It is only economists of the Austrian school who understand that the desire to hold cash balances also plays an important role in price inflation (as well as changes in productivity), in addition to the role of money growth itself. If the desire to hold cash balances climbs, it will suffocate any price inflation that might be caused by an increase in the money supply. If the opposite occurs and the desire to hold cash balances declines, it will act as an accelerant to any price inflation that might result from an increase in the money supply.I also like the way the Austrian economist Fritz Machlup, in his 1931 book The Stock Market, Credit and Capital Formation, wrote about the significance that Austrians put on cash balance demand. Although Machlup is discussing cash balances with regard to a new boom phase in the economy, I consider it an important observation with regard to cash balances, for the present, because he puts it in the context of near zero interest rates, which of course is the environment we are now in, and it is another indication of Austrian consideration of cash balances playing an important role in the economy. He wrote:
As the Austrian economist Hans-Hermann Hoppe notes in Economic Science and the Austrian Method:
It is possible to make the wrong prediction in spite of the fact that one has correctly identified the event “increase in the money supply” and in spite of one’s praxeologically correct reasoning that such an event is by logical necessity connected with the event “drop in the purchasing power of money.” For one might go wrong predicting what will occur to the event “demand for money.” One may have predicted a constant demand for money, but the demand might actually increase.
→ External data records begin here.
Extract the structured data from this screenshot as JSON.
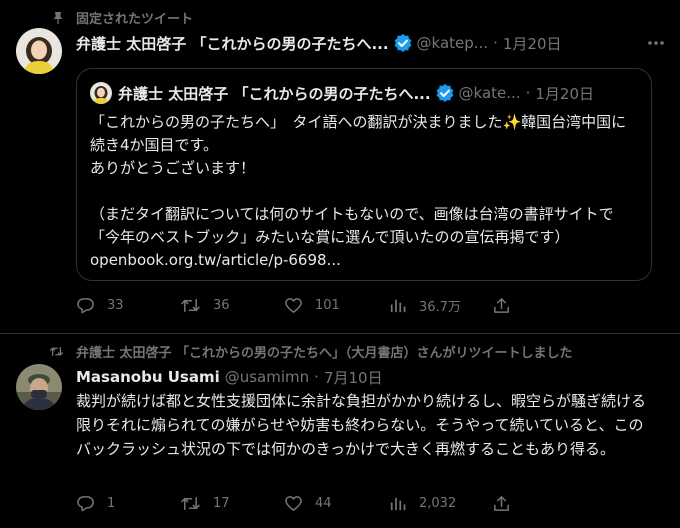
{
  "colors": {
    "background": "#000000",
    "text_primary": "#e7e9ea",
    "text_secondary": "#71767b",
    "verified": "#1d9bf0",
    "border": "#2f3336"
  },
  "tweet1": {
    "context": "固定されたツイート",
    "display_name": "弁護士 太田啓子 「これからの男の子たちへ...",
    "handle": "@katep...",
    "separator": "·",
    "date": "1月20日",
    "quote": {
      "display_name": "弁護士 太田啓子 「これからの男の子たちへ...",
      "handle": "@kate...",
      "separator": "·",
      "date": "1月20日",
      "body_line1": "「これからの男の子たちへ」　タイ語への翻訳が決まりました✨韓国台湾中国に続き4か国目です。",
      "body_line2": "ありがとうございます！",
      "body_line3": "（まだタイ翻訳については何のサイトもないので、画像は台湾の書評サイトで「今年のベストブック」みたいな賞に選んで頂いたのの宣伝再掲です）",
      "link": "openbook.org.tw/article/p-6698..."
    },
    "actions": {
      "replies": "33",
      "retweets": "36",
      "likes": "101",
      "views": "36.7万"
    }
  },
  "tweet2": {
    "context": "弁護士 太田啓子 「これからの男の子たちへ」（大月書店）さんがリツイートしました",
    "display_name": "Masanobu Usami",
    "handle": "@usamimn",
    "separator": "·",
    "date": "7月10日",
    "body": "裁判が続けば都と女性支援団体に余計な負担がかかり続けるし、暇空らが騒ぎ続ける限りそれに煽られての嫌がらせや妨害も終わらない。そうやって続いていると、このバックラッシュ状況の下では何かのきっかけで大きく再燃することもあり得る。",
    "actions": {
      "replies": "1",
      "retweets": "17",
      "likes": "44",
      "views": "2,032"
    }
  }
}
Thus the predicted inflation might not show up as expected.Hoppe's "demand for money" is what I call the desire to hold cash balances.
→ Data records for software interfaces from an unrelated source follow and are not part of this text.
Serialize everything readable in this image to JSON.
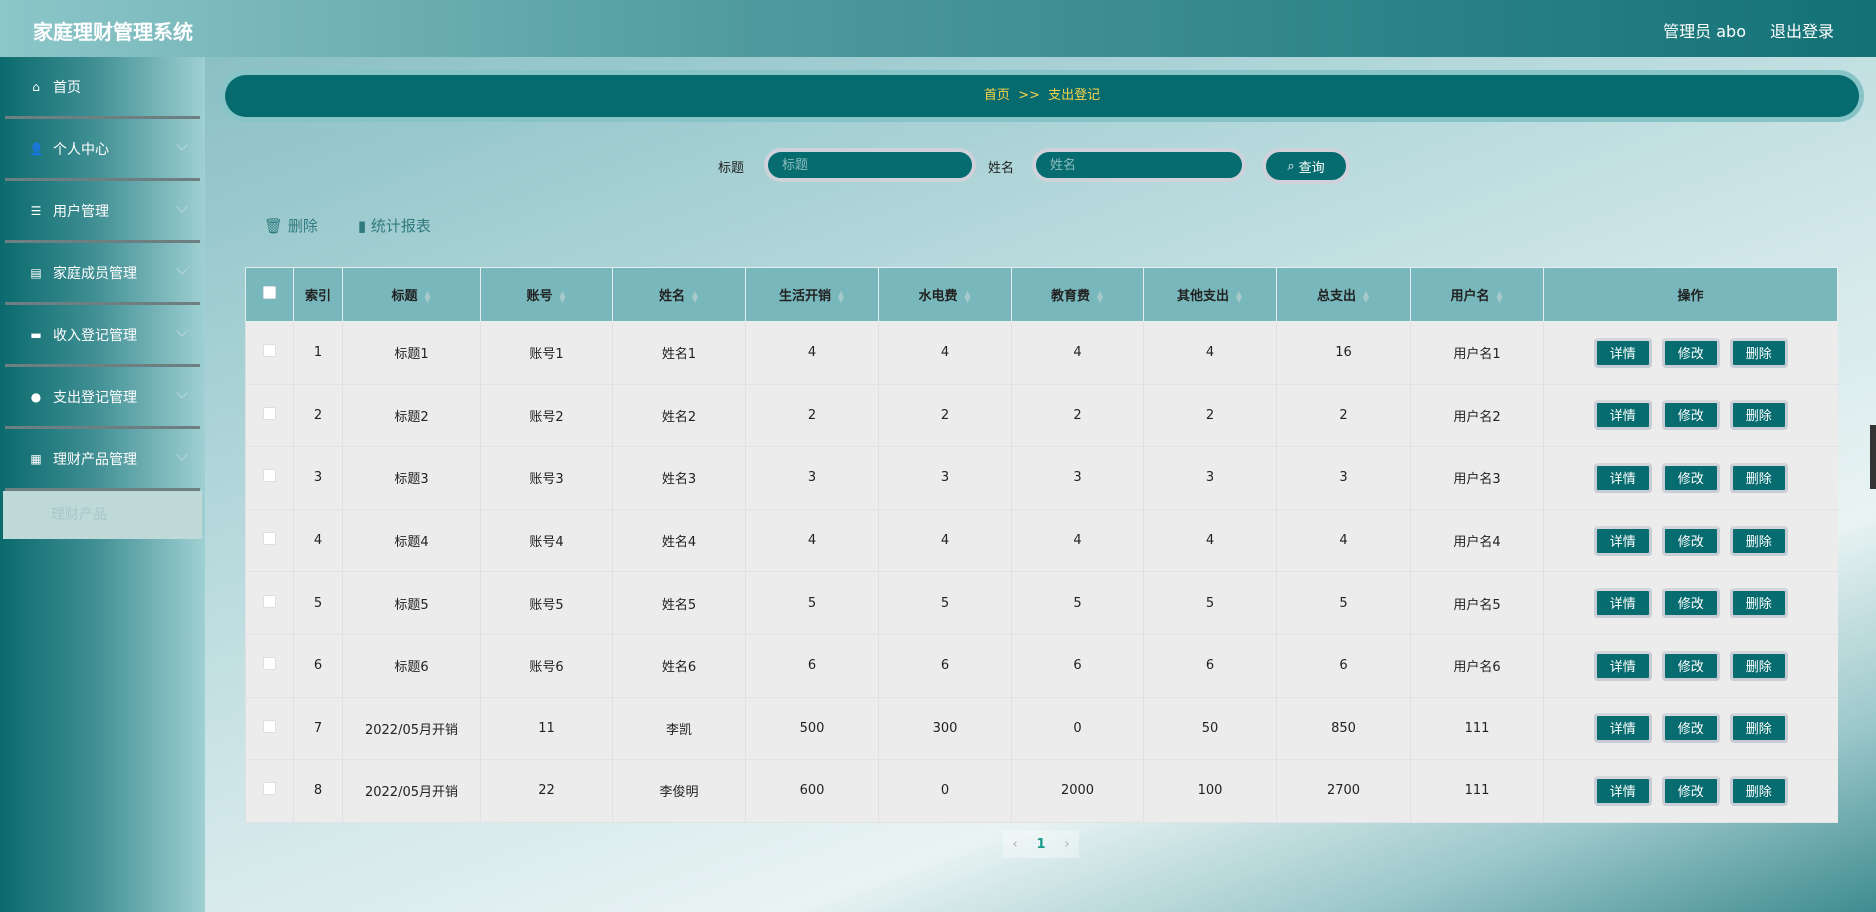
{
  "header": {
    "title": "家庭理财管理系统",
    "user": "管理员 abo",
    "logout": "退出登录"
  },
  "sidebar": {
    "items": [
      {
        "label": "首页",
        "icon": "home-icon",
        "glyph": "⌂",
        "expandable": false
      },
      {
        "label": "个人中心",
        "icon": "user-icon",
        "glyph": "👤",
        "expandable": true
      },
      {
        "label": "用户管理",
        "icon": "sliders-icon",
        "glyph": "☰",
        "expandable": true
      },
      {
        "label": "家庭成员管理",
        "icon": "clipboard-icon",
        "glyph": "▤",
        "expandable": true
      },
      {
        "label": "收入登记管理",
        "icon": "briefcase-icon",
        "glyph": "▬",
        "expandable": true
      },
      {
        "label": "支出登记管理",
        "icon": "bulb-icon",
        "glyph": "●",
        "expandable": true
      },
      {
        "label": "理财产品管理",
        "icon": "grid-icon",
        "glyph": "▦",
        "expandable": true
      }
    ],
    "submenu": "理财产品"
  },
  "breadcrumb": {
    "home": "首页",
    "sep": ">>",
    "current": "支出登记"
  },
  "search": {
    "title_label": "标题",
    "title_placeholder": "标题",
    "name_label": "姓名",
    "name_placeholder": "姓名",
    "button": "查询"
  },
  "toolbar": {
    "delete": "删除",
    "report": "统计报表"
  },
  "table": {
    "columns": [
      "索引",
      "标题",
      "账号",
      "姓名",
      "生活开销",
      "水电费",
      "教育费",
      "其他支出",
      "总支出",
      "用户名",
      "操作"
    ],
    "sortable": [
      false,
      true,
      true,
      true,
      true,
      true,
      true,
      true,
      true,
      true,
      false
    ],
    "rows": [
      [
        "1",
        "标题1",
        "账号1",
        "姓名1",
        "4",
        "4",
        "4",
        "4",
        "16",
        "用户名1"
      ],
      [
        "2",
        "标题2",
        "账号2",
        "姓名2",
        "2",
        "2",
        "2",
        "2",
        "2",
        "用户名2"
      ],
      [
        "3",
        "标题3",
        "账号3",
        "姓名3",
        "3",
        "3",
        "3",
        "3",
        "3",
        "用户名3"
      ],
      [
        "4",
        "标题4",
        "账号4",
        "姓名4",
        "4",
        "4",
        "4",
        "4",
        "4",
        "用户名4"
      ],
      [
        "5",
        "标题5",
        "账号5",
        "姓名5",
        "5",
        "5",
        "5",
        "5",
        "5",
        "用户名5"
      ],
      [
        "6",
        "标题6",
        "账号6",
        "姓名6",
        "6",
        "6",
        "6",
        "6",
        "6",
        "用户名6"
      ],
      [
        "7",
        "2022/05月开销",
        "11",
        "李凯",
        "500",
        "300",
        "0",
        "50",
        "850",
        "111"
      ],
      [
        "8",
        "2022/05月开销",
        "22",
        "李俊明",
        "600",
        "0",
        "2000",
        "100",
        "2700",
        "111"
      ]
    ],
    "actions": [
      "详情",
      "修改",
      "删除"
    ]
  },
  "pagination": {
    "current": "1",
    "prev": "‹",
    "next": "›"
  }
}
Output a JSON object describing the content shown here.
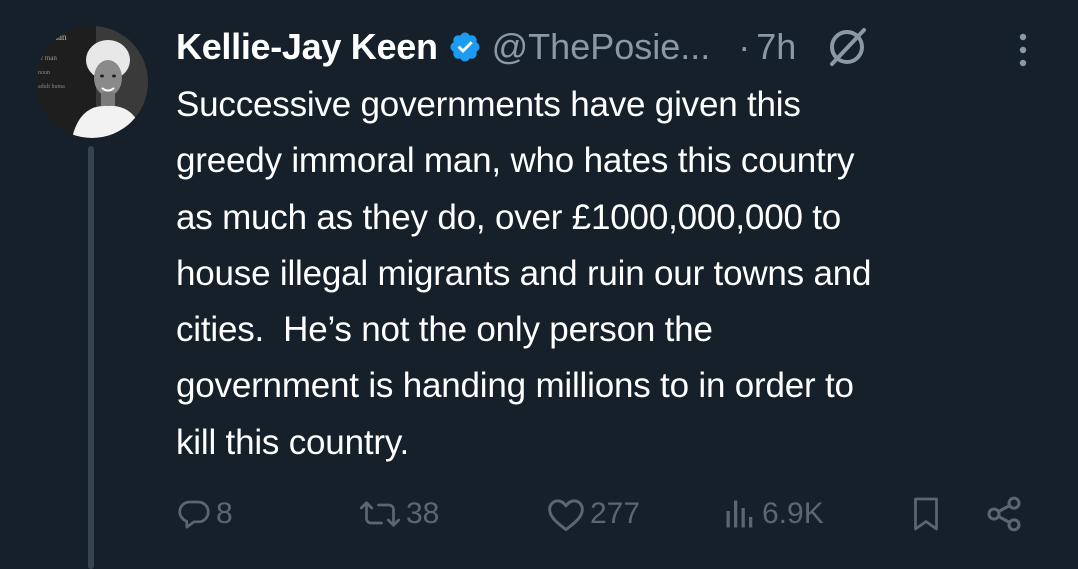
{
  "tweet": {
    "author_name": "Kellie-Jay Keen",
    "handle": "@ThePosie...",
    "separator": "·",
    "time": "7h",
    "text": "Successive governments have given this\ngreedy immoral man, who hates this country\nas much as they do, over £1000,000,000 to\nhouse illegal migrants and ruin our towns and\ncities.  He’s not the only person the\ngovernment is handing millions to in order to\nkill this country."
  },
  "actions": {
    "replies": "8",
    "reposts": "38",
    "likes": "277",
    "views": "6.9K"
  },
  "avatar_text": {
    "line1": "woman",
    "line2": "w man",
    "line3": "noun",
    "line4": "adult huma"
  },
  "colors": {
    "background": "#15202b",
    "text_primary": "#ffffff",
    "text_secondary": "#8b98a5",
    "action_icons": "#5b6670",
    "verified_badge": "#1d9bf0",
    "thread_line": "#38444d"
  },
  "icons": {
    "verified": "verified-badge-icon",
    "grok": "grok-icon",
    "more": "more-vertical-icon",
    "reply": "reply-icon",
    "repost": "repost-icon",
    "like": "heart-icon",
    "views": "views-chart-icon",
    "bookmark": "bookmark-icon",
    "share": "share-icon"
  }
}
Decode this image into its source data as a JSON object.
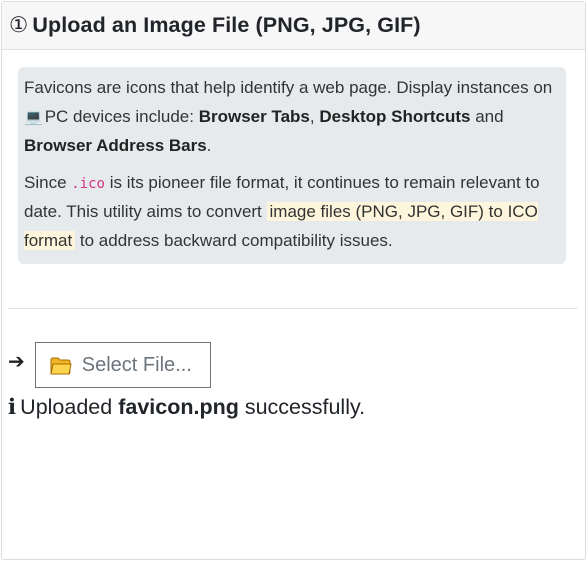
{
  "header": {
    "step": "①",
    "title": "Upload an Image File (PNG, JPG, GIF)"
  },
  "info": {
    "p1_prefix": "Favicons are icons that help identify a web page. Display instances on ",
    "device_icon": "laptop-icon",
    "p1_device": "PC devices include: ",
    "item1": "Browser Tabs",
    "sep1": ", ",
    "item2": "Desktop Shortcuts",
    "sep2": " and ",
    "item3": "Browser Address Bars",
    "end": ".",
    "p2_since": "Since ",
    "p2_code": ".ico",
    "p2_mid": " is its pioneer file format, it continues to remain relevant to date. This utility aims to convert ",
    "p2_highlight": "image files (PNG, JPG, GIF) to ICO format",
    "p2_end": " to address backward compatibility issues."
  },
  "upload": {
    "arrow_icon": "arrow-right-icon",
    "folder_icon": "folder-icon",
    "button_label": "Select File..."
  },
  "status": {
    "icon": "info-icon",
    "prefix": "Uploaded ",
    "filename": "favicon.png",
    "suffix": " successfully."
  },
  "colors": {
    "info_bg": "#e7eaed",
    "code": "#d63384",
    "highlight": "#fdf6dc",
    "button_text": "#6c757d"
  }
}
It is easy to see then why it is that in times of depression, during the "liquidation of the crisis," interest rates on the money market hover just above the zero level.Something along these lines has been going on at the consumer level in the present US economy, as I have highlighted regularly in the EPJ Daily Alert. Though, of late, I am highlighting in the ALERT that we might be turning the corner on the desire of many to increase cash balances. It appears to me that the desire is now declining, which, of course, would intensify price inflation in the near future. This is not an exact forecast like the type that can be made in the physical sciences but one that is made in a very rough manner based on trends that appear to have been in force and are now changing.
It takes some time before the economic system gets the crisis and depression "out of its limbs." It is only after a certain lapse that the crippling feeling of uncertainty wears off, and the risk estimates by potential lenders and borrowers gradually fall. When finally confidence has returned and the spirit of enterprise has reawakened, the firms have accumulated large balances of cash during the period of liquidation find that these liquid funds are superfluous and that there are outlets for them. As soon as the "surplus cash reserves" have found "productive employment" the economic system is moving into the upward phase of the cycle.
Finally, I want to address Krugman's claim that somehow the use of the term inflation by Austrians,as an increase in the money supply, is a "private language." The implication here is that Austrians are spinning the definition out of whole cloth and not that the use of the word inflation, as an increase in money supply, has had a very long history. Indeed the use of the term inflation to mean an increase in the money supply can be traced back to at least 1864 (SEE: WSJ Delves Deeper into the Meaning of the Word "Inflation").
I will leave it up to the reader to decide whether Krugman is being deliberately misleading or that he simply doesn't know economic history very well.
Robert Wenzel is Editor & Publisher of EconomicPolicyJournal.com and author of The Fed Flunks: My Speech at the New York Federal Reserve Bank.